Notice God’s instructions to the first man in Genesis 1:28. There are two things for Adam to focus on. “Be fruitful and multiply and fill the earth and subdue it and have dominion over the fish of the sea and over the birds of the heavens and over every living thing that moves on the earth” (Gen. 1:28). He is to be fruitful and multiply and fill the earth. Then he’s to “subdue it” and have “dominion over it.” The Hebrew word for “subdue” was used in the Old Testament to describe the condition of the land after Joshua conquered the promised land. We read in Joshua 18:1, “Then the whole congregation of the people of Israel assembled at Shiloh and set up the tent of meeting there. The land lay subdued before them.” “Subdue and have dominion over are parallel expressions with reference to the plants and animals that God has put on the earth. This is not a command to go to war, but for the first people and their offspring to ‘take control, be in charge, have direction over.’”[1] God made mankind the boss!
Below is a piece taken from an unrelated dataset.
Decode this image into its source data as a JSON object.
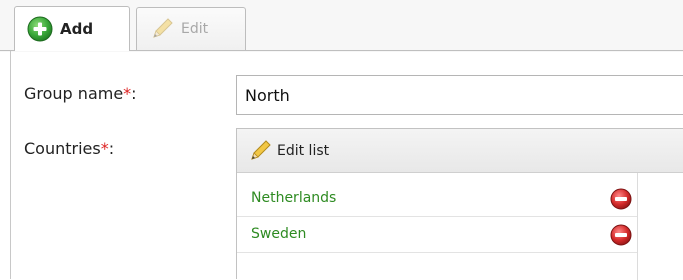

According to Briscoe, “Pascal said, ‘Man is neither angel nor beast.’ Far from being on a par with the beasts and yet, unlike the angels, stationed on earth, humankind stands under God, above creation, to order and direct it as God desires. From the very beginning of time God put humankind to work in the most responsible position imaginable.”[2] “The word translated “subdue” (Hebrew kābash) implies that Adam and Eve should make the resources of the earth useful for their own benefit, and this implies that God intended them to develop the earth so that they could come to own agricultural products and animals, then housing and works of craftsmanship and beauty, and eventually buildings, means of transportation, cities, and inventions of all sorts.”[3]

Being the boss means that we’re responsible for it. That requires a sense of accountability. This verse does not give us carte blanche in managing our environment. Walton sees it correctly. He argues, “…our role in subduing and ruling must be seen as a function of stewardship, not of ownership. This world is not ours to dispose of as we will, but it has been put under our charge to manage for its owner, God. That management is not with our own benefit in mind, but with the mindset that this is God’s world.”[4] Jesus tells stories about the master that entrusts the care of his goods with his servants and then returns to hold them accountable for how they managed it. Shouldn’t we think of it like that?

[1] Reyburn, William David, and Euan McG. Fry. 1998. A Handbook on Genesis. UBS Handbook Series. New York: United Bible Societies.

[2] Briscoe, D. Stuart, and Lloyd J. Ogilvie. 1987. Genesis. Vol. 1. The Preacher’s Commentary Series. Nashville, TN: Thomas Nelson Inc.

[3] Grudem, Wayne A. 2003. Business for the Glory of God: The Bible’s Teaching on the Moral Goodness of Business. Wheaton, IL: Crossway Books.

[4] Walton, John H. 2001. Genesis. The NIV Application Commentary. Grand Rapids, MI: Zondervan.